One of the many challenges facing businesses today is maintaining high productivity levels. Whilst it’s often easier to measure productivity in production/manufacturing environments, the effectiveness of office workers is frequently ignored.
Studies in Scandinavia and North America found that poor ventilation in buildings has a major impact on the health and productivity of the occupants. This has been highlighted recently in the UK with research into school buildings and offices. Indoor air quality (IAQ) has the attention of the UK government, industry bodies, journalists, and is becoming more than a talking point among staff. Well-being is high on a company’s agenda and IAQ is one of the contributory factors that can have a significant impact.
Poor indoor air quality in office buildings: causes
Issues with poor levels of indoor air quality are not just limited to older buildings. Part of the drive towards energy efficiency means new buildings are constructed to be as airtight as possible. The phrase “build tight, ventilate right” has been around since the early 1990s and whilst it can be argued that a building can never be too airtight, the “ventilate right” element was often overlooked with limited ventilation resulting in uncomfortable and unhealthy places to work.
Ventilation is essential in a building. In simple terms, ventilation removes stale air and replaces it with “fresh” air. Air becomes stale from a build-up of many contaminants including moisture, volatile organic compounds (VOCs – chemicals emitted as gases from paint, furniture, carpets and building materials), bacteria and carbon dioxide generated from people breathing. Ventilation can also be used to regulate the temperature of the building as well.
Fungal spores are a reliable trigger for allergic symptoms, so ensuring good circulation of purified air also helps to control the spread of disease, mould and wet rot, which thrive in humid conditions and stale air.
There are essentially 2 main types of ventilation solutions, either natural ventilation or mechanical. Mixed mode ventilation is also being discussed more as a combination of both natural and mechanical variants.
Natural ventilation uses the pressure and temperature difference between indoor and outdoor air to create the ventilation in a building. As no fans are used, no energy is consumed. The simplest type of natural ventilation is an open window.
Whilst natural ventilation doesn’t use energy in its operation, it does have a number of limitations. There’s limited, or no control of the rate of ventilation. If the office is in an urban environment, opening a window will allow highly toxic PM2.5 particles (produced by vehicle exhausts) to enter your workspace. Noise will be transmitted through windows and disrupt the employees, and energy used in getting the office to a comfortable temperature is wasted by bringing in unconditioned air from outside.
Although mechanical ventilation uses electricity to power the fans, there are some significant advantages over natural systems. Outdoor air quite often isn’t that fresh, especially in cities and built up areas. Mechanical ventilation filters the air before it enters the building, removing much of the contamination. The rate of ventilation can be controlled so energy isn’t being wasted on ventilating a building when it’s not required. One of the main benefits with mechanical ventilation is how much energy can be saved. A range of energy recovery devices can be used to recover energy from the air being extracted from the building and used to temper the air coming into the building. This can save over 70% on heating costs over a year.

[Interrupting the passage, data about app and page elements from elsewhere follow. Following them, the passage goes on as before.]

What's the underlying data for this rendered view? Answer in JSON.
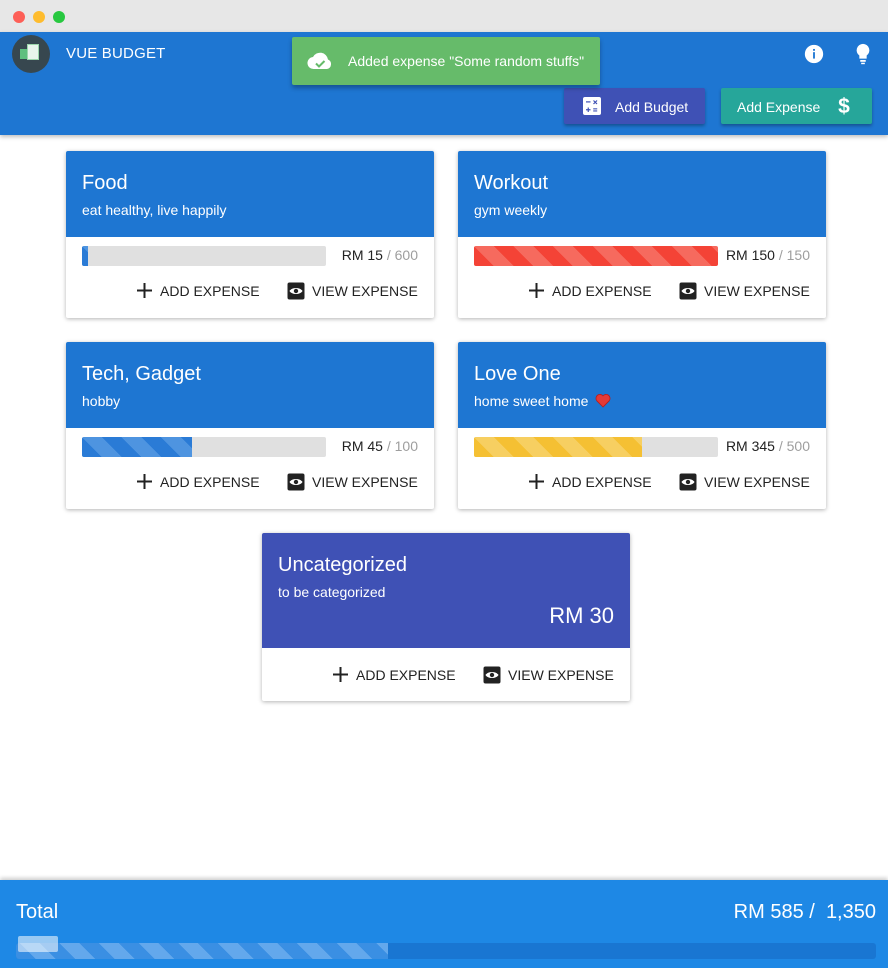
{
  "app": {
    "title": "VUE BUDGET"
  },
  "toolbar": {
    "add_budget_label": "Add Budget",
    "add_expense_label": "Add Expense",
    "info_icon": "info-icon",
    "lightbulb_icon": "lightbulb-icon"
  },
  "snackbar": {
    "message": "Added expense \"Some random stuffs\""
  },
  "actions": {
    "add_expense": "ADD EXPENSE",
    "view_expense": "VIEW EXPENSE"
  },
  "budgets": [
    {
      "title": "Food",
      "subtitle": "eat healthy, live happily",
      "spent": "RM 15",
      "total": "600",
      "progress": 0.025,
      "bar_color": "blue"
    },
    {
      "title": "Workout",
      "subtitle": "gym weekly",
      "spent": "RM 150",
      "total": "150",
      "progress": 1.0,
      "bar_color": "red"
    },
    {
      "title": "Tech, Gadget",
      "subtitle": "hobby",
      "spent": "RM 45",
      "total": "100",
      "progress": 0.45,
      "bar_color": "blue"
    },
    {
      "title": "Love One",
      "subtitle": "home sweet home",
      "spent": "RM 345",
      "total": "500",
      "progress": 0.69,
      "bar_color": "yellow"
    }
  ],
  "uncategorized": {
    "title": "Uncategorized",
    "subtitle": "to be categorized",
    "amount": "RM 30"
  },
  "footer": {
    "label": "Total",
    "spent": "RM 585",
    "total": "1,350",
    "progress": 0.433
  },
  "colors": {
    "primary": "#1e76d2",
    "indigo": "#3f51b5",
    "teal": "#26a69a",
    "success": "#66bb6a",
    "danger": "#f44336",
    "warning": "#f5c033",
    "footer": "#1e88e5"
  }
}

Under ventilating means you still have the issues already highlighted, and poor levels of quality of the indoor air. Over ventilating means too much new air is being brought into the building.
How to improve indoor air quality in office buildings: air handling units

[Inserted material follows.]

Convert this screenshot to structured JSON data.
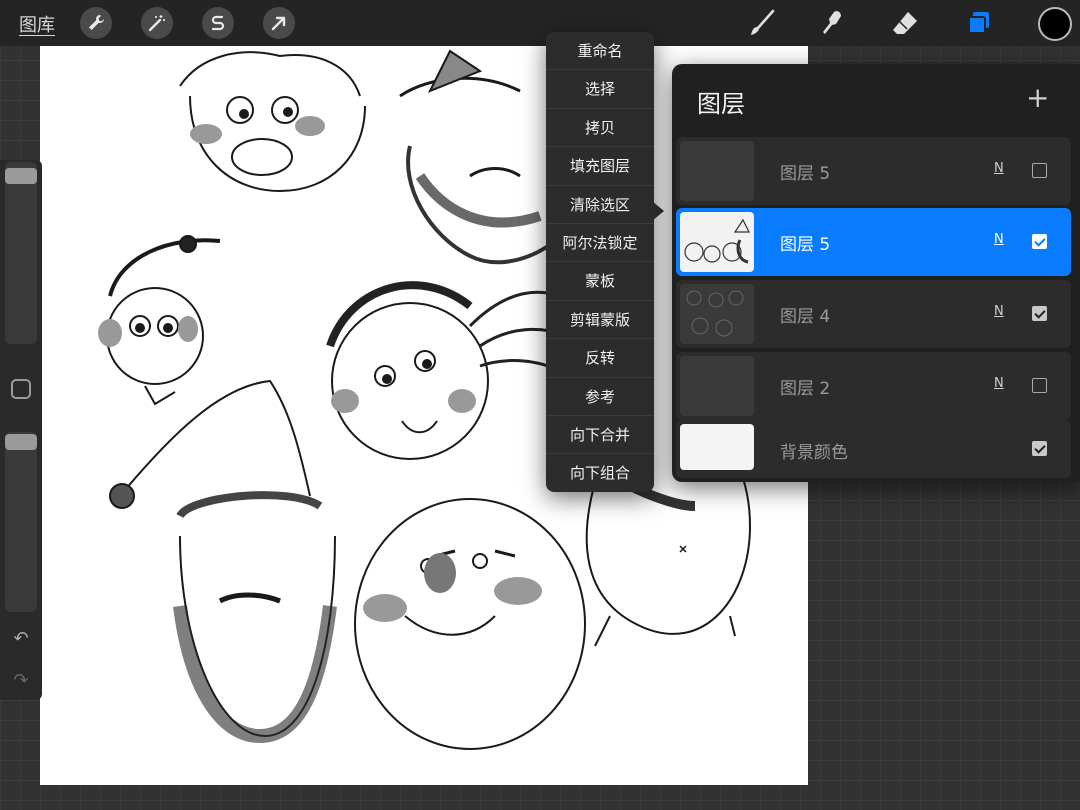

To determine how to improve the indoor air quality in office buildings, it is important to know the size and shape of the building and the number of people using it.
An air handling unit (AHU) suitable for an office building could be installed in a plant room, on the roof or within an external compound. All options can be discussed to ensure the right solution is chosen for your building.
Another consideration is if your building has a large communal entrance/reception, this is often an area that gets overlooked. With frequently opening doors, it’s easy for outdoor air to enter the building. Installing air curtains at entrances will provide protection from outdoor air entering the workspace, thereby reducing the load on the AHU.
Ultimately every office space is different and has its own unique set of requirements.
Consider having an air handling unit designed and made specifically for your workspace in order to achieve the best possible quality of the indoor air.
Advice on how to improve indoor air quality in office buildings
Envirotec specialise in designing and manufacturing custom-made ventilation solutions to suit your office building and its requirements.
Our team of expert engineers can answer your questions and help select the correct solution for your office, whether that’s a new air handling unit, refurbishment of existing systems or an air curtain for your entrance.
Get in touch and we’ll help you find the ideal solution to improve the indoor air quality in your office building.